Then we stopped at Interlaken for dinner (a WONDERFUL part of Switzerland):
Then it was off to Lauterbrunnen for the race. The morning of the race, Mathis helped sign me in and get me ready. I was pretty nervous - I knew my legs were still not 100% due to the TRT 100 miles (161km) race. But I thought perhaps I might do OK as last year I didn't have that 100 mile base. Then again, last year I didn't have that 100 mile fatigue either. I told friends that I did not expect to do as well as last year due to doing 100 miles less than 3 weeks earlier, but deep down I hoped to improve on my 2006 time.
The crowd lined up at the start at 10:00am. It was a larger field of around 450 runners. Here is my coach and friend Mathis.
At the start, we started running along the streets of Lauterbrunnen and within 2km, entered a tree covered path that snaked back and forth up hill. I decided to try and start faster hoping that my recent trail running would help me hold off challengers on the steep inclines. Mistake! By 5km, I my legs were heavy, I was breathing hard and people were passing me. This was not as fun as 2006.
Soon we entered a forested area and the trail became just barely single track. As we went up that, I knew that today was not to be my best Inferno day. Finally we exited the forested and headed to the 10km mark at the entrance of the village of Murren.
In Murren, I was hurting and thoughts of continuing to run were competing against other options:
But I kept going. Soon, we left Murren and begin climbing the first face of the Schilthorn. Let me tell you - this hurt, it was hard but it was BEAUTIFUL:
Climbing the faces, I was fighting to keep going forward. Last year, it was difficult, but this year seemed so f'n hard. Finally, I just had to stop and breath. My legs had nothing in them. I couldn't believe it - I had less than 3 miles to run, but it seemed like a marathon.
I kept going up over the faces. Then, approached the base of the Schilthorn peak - a rocky, Mars-looking cap that climbed 1800 feet in about 1 mile.
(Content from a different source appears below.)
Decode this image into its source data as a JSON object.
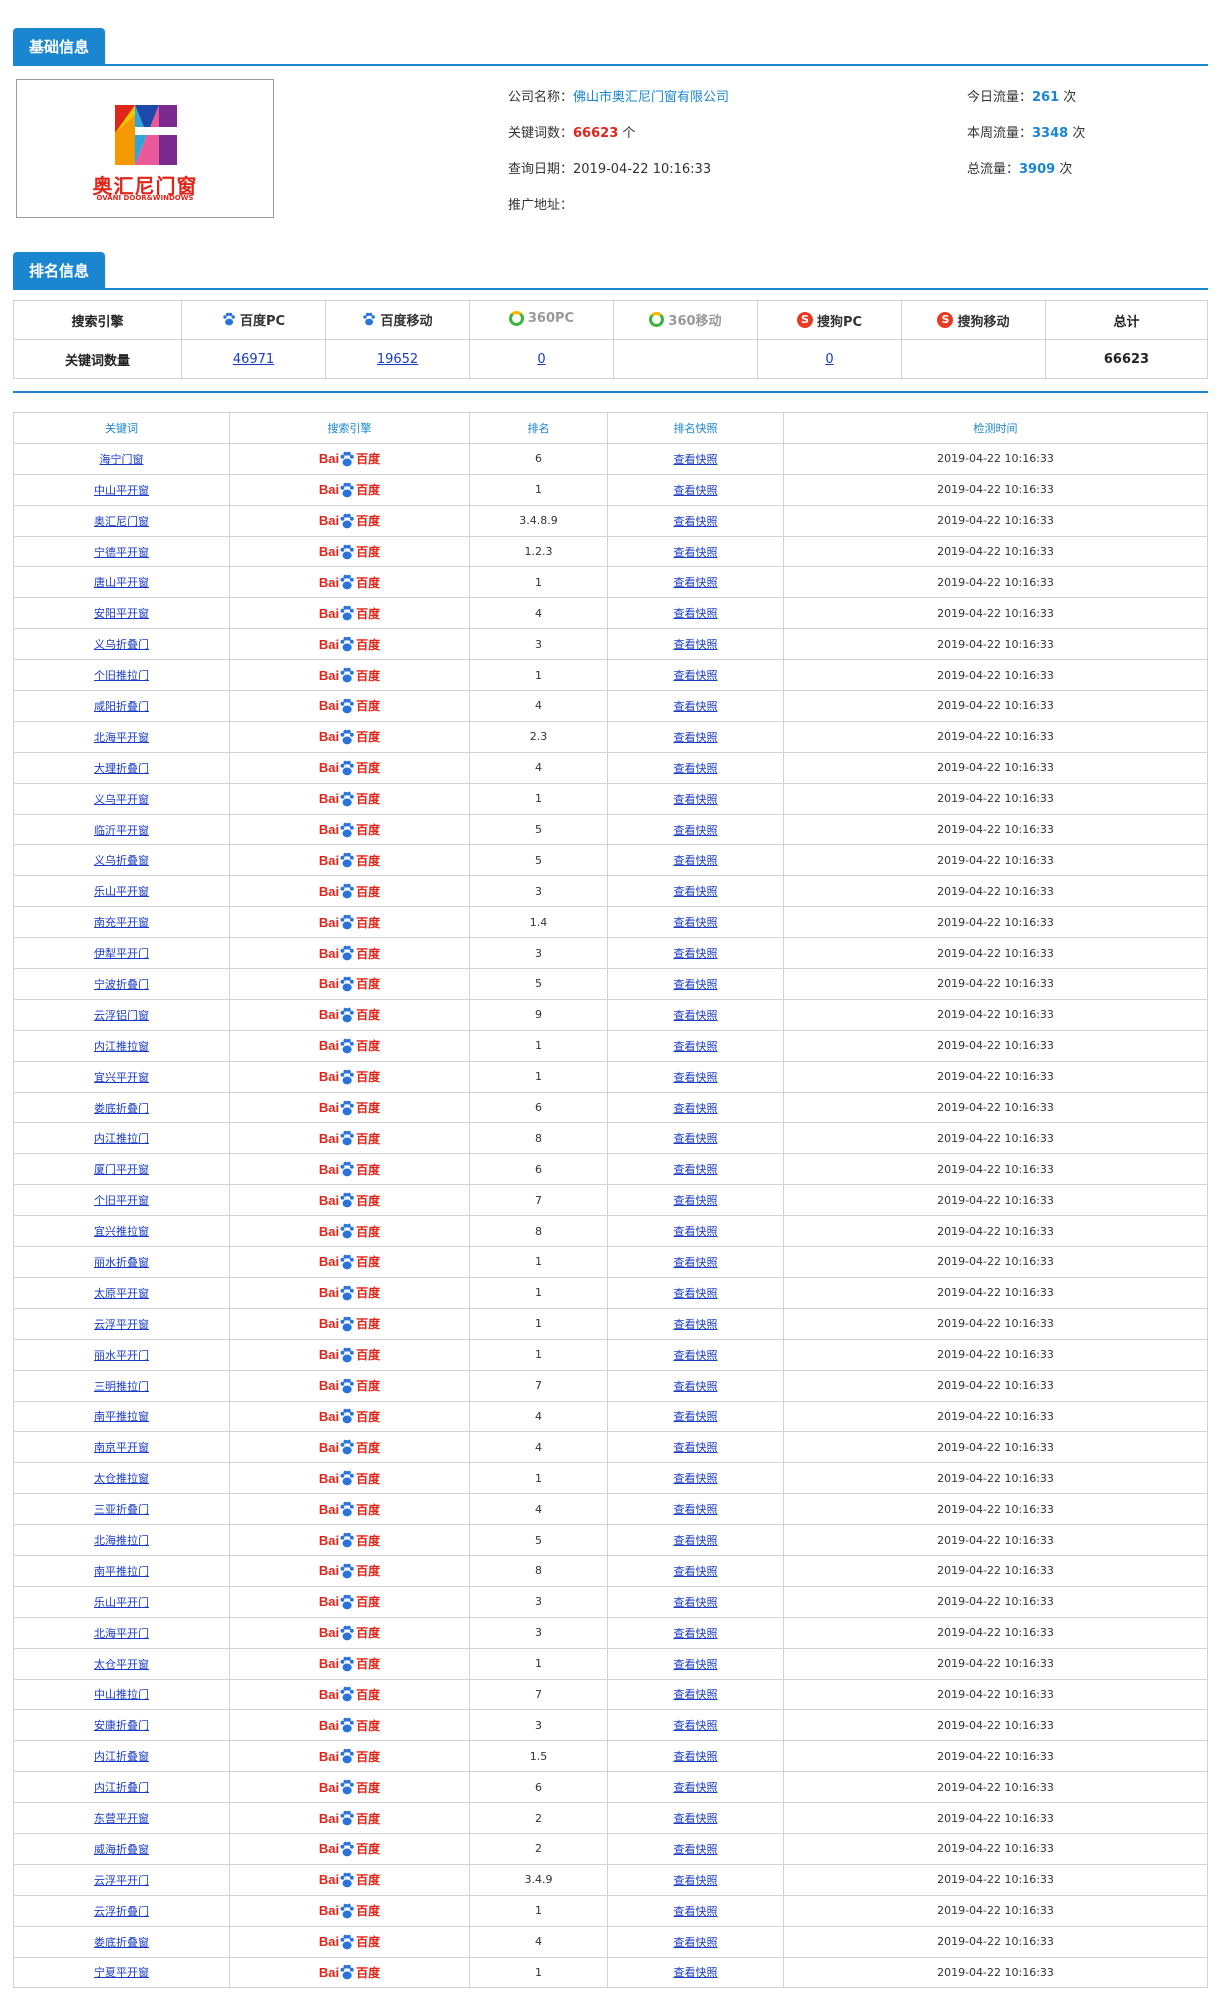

It was not fun.
I pushed on, letting anyone pass me who felt better than me. At this stage, that was probably the whole field....old men and women, children, a three-toed sloth and a couple of granite boulders being pushed uphill by the wind flew past me as if I were standing still...which I was at times. Finally, I approached Piz Gloria, the finish line.
I crossed the finish line and collapsed. I was 25 minutes slower than last year and my finishing place was more than double. After a conference call with my boss at the top of the Schilthorn (yes, even at a James Bond villian's lab, I can not escape work), I took pictures in front of the Eiger and other peaks and then headed back to Murren for lunch.
After a nice lunch meal of Raclette (kind of hash browns with melted Alpine cheese and apples) and a couple strong beers I relaxed. It was over....or was it? Oops - it was the anniversary year and I had entered the night run too! It started at 8:07 (20:07) and went from Murren to the peak again. I was afraid it was to be chilly at the peak so I layered about 3 running tops, a head cover and arm warmers. BIG MISTAKE!.
Evening run starting gun:
I was surprised, after suffering the 1/2 marathon in the morning, my legs pretty good. I was actually in the top 25 or so by the first face, but my layering was cathing up. Rather than being chilly, it was very warm. I started peeling off layers as I gulped water at aid stations. By the time I got 4km into it, I was down to my sweat-drenched bottom layer and losing places like crazy as people passed me. Then, I got a bit of second wind and raced past about a dozen people until the base of the Schilthorn. Up the base went, but that was it for me. My legs had no more. It was a slow jog/walk/crawl as people passed me (even a young kid that was racing). Oh well, after 1 hour 45 minutes (that was over 15 minutes faster than I did the same section thet morning) I finished the evening run. All in all a good, if not humbling day of 30km's of running at high Swiss Alps altitude..